Category: Alerts 2015
- Created on 18 March 2015
- 18 March 2015
Islamic State's horrific mass beheading of 21 Coptic Christians last month forced a reluctant UK media system to return to Libya, scene of saturation news coverage in 2011.
Then, the media lens hovered obsessively over every Libyan government crime – indeed, over every alleged and even predicted crime - in an effort to justify a Nato 'intervention' that was supported by most media and 557 British MPs, with just 13 opposed.

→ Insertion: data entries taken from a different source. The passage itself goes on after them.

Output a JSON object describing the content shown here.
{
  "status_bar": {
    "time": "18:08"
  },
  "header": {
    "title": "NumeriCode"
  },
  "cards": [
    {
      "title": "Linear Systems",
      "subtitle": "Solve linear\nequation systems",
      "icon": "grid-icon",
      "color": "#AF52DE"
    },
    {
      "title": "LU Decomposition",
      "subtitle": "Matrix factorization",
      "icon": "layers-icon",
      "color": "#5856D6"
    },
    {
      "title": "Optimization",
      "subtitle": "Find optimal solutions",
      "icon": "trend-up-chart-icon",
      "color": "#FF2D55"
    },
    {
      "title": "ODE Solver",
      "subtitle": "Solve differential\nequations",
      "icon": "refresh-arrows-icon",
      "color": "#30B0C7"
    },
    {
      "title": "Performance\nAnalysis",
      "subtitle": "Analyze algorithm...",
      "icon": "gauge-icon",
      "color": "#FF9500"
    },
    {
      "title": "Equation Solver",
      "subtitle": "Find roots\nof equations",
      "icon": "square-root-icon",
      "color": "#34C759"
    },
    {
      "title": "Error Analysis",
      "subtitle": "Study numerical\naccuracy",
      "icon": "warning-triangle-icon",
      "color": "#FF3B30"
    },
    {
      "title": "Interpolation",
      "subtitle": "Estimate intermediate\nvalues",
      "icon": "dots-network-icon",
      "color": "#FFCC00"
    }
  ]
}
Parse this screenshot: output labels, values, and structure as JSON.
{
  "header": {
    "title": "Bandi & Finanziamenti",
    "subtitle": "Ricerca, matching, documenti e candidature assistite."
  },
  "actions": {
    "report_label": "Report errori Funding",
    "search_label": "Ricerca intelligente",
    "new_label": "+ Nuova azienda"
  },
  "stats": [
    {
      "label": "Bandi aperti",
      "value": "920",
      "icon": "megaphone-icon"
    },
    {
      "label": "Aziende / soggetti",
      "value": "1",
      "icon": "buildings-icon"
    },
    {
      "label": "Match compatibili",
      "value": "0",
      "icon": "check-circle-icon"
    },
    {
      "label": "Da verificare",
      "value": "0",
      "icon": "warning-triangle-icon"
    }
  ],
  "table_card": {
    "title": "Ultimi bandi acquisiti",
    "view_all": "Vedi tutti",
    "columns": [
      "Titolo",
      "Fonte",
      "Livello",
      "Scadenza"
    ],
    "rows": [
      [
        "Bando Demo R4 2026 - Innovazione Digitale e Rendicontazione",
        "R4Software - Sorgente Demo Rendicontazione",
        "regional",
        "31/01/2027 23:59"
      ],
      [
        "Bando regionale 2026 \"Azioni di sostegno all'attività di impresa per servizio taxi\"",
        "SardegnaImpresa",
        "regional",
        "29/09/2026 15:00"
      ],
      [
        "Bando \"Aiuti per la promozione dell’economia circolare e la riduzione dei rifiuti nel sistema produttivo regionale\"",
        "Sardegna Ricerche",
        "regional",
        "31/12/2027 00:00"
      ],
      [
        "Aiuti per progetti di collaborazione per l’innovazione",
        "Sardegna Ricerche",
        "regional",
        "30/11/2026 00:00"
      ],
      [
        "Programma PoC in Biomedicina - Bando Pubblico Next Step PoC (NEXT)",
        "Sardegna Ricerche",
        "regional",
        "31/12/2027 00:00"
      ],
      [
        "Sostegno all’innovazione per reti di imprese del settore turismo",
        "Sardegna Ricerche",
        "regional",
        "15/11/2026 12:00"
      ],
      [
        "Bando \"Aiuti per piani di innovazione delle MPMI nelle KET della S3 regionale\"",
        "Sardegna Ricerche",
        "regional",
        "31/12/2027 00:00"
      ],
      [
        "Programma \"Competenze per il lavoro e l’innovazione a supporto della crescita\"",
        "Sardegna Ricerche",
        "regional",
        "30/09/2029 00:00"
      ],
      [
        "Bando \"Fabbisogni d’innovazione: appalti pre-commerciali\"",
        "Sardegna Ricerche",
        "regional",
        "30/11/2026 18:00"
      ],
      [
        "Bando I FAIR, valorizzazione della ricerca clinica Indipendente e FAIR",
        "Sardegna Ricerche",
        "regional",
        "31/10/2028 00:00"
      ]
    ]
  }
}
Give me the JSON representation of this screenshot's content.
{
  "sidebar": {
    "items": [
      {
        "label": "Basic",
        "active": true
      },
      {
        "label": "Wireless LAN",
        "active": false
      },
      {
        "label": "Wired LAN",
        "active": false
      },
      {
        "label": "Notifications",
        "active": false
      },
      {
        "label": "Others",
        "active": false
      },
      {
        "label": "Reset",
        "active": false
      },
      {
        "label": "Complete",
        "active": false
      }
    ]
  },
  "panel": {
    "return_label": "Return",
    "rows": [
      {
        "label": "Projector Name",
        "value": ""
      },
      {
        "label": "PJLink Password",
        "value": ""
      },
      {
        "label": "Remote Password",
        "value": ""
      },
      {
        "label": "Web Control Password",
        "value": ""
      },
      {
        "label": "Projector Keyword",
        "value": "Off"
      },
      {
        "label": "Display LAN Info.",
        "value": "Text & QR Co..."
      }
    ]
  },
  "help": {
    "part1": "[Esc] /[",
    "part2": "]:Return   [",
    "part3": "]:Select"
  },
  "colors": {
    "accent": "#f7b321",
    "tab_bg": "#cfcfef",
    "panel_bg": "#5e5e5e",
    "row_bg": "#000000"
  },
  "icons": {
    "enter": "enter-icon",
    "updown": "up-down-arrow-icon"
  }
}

'We have to do something', we were told. The results are summed up by the single fact that 'about 1.8 million Libyans - nearly a third of the country's population - have fled to Tunisia'. Civilians have been 'driven away by random shelling and shooting, as well as shortages of cash, electricity and fuel', with conditions 'only worsening', the New York Times reports.
Today, as many as 1,700 armed gangs are fighting over a country in which at least five governments have tried and failed to restore basic order. Djiby Diop, a 20-year-old from Senegal who spent three months amidst the chaos, explains:
'Everyone in Libya is armed now. Every guy of my age has a gun. If you don't work for them, they shoot you. If you don't give them all your money, they shoot you. Or they shoot you just for fun. Or they will throw you in prison and you have to pay 400 dinars (£200) to get released.'
Or in the words of Flavio Di Giacomo, a spokesman for the International Organisation for Migration:
'It's complete anarchy in Libya and it has become very, very dangerous for migrants.'
One consequence is that thousands of Libyan refugees are risking their lives in rough winter seas as they try to reach Italy. The bad weather and small vessels mean the journey, frequently forced at gunpoint, is 'like a death sentence'.
According to the New York Times, the fighting has damaged Libya's oil exports so severely that 'there is now a risk that the country's currency and economy will soon collapse'. Musbah Alkari, manager of the reserves department at the Central Bank of Libya, warns:
'A currency collapse is less than two years away.'
The atrocity by Islamic State terrorists took place in Sirte, a city of 100,000 people that was reduced to a smoking ruin by Nato's terror flyers in 2011. The BBC reported in 2012 that it was 'hard to find a building undamaged by bullets or shells'. Or indeed bombs.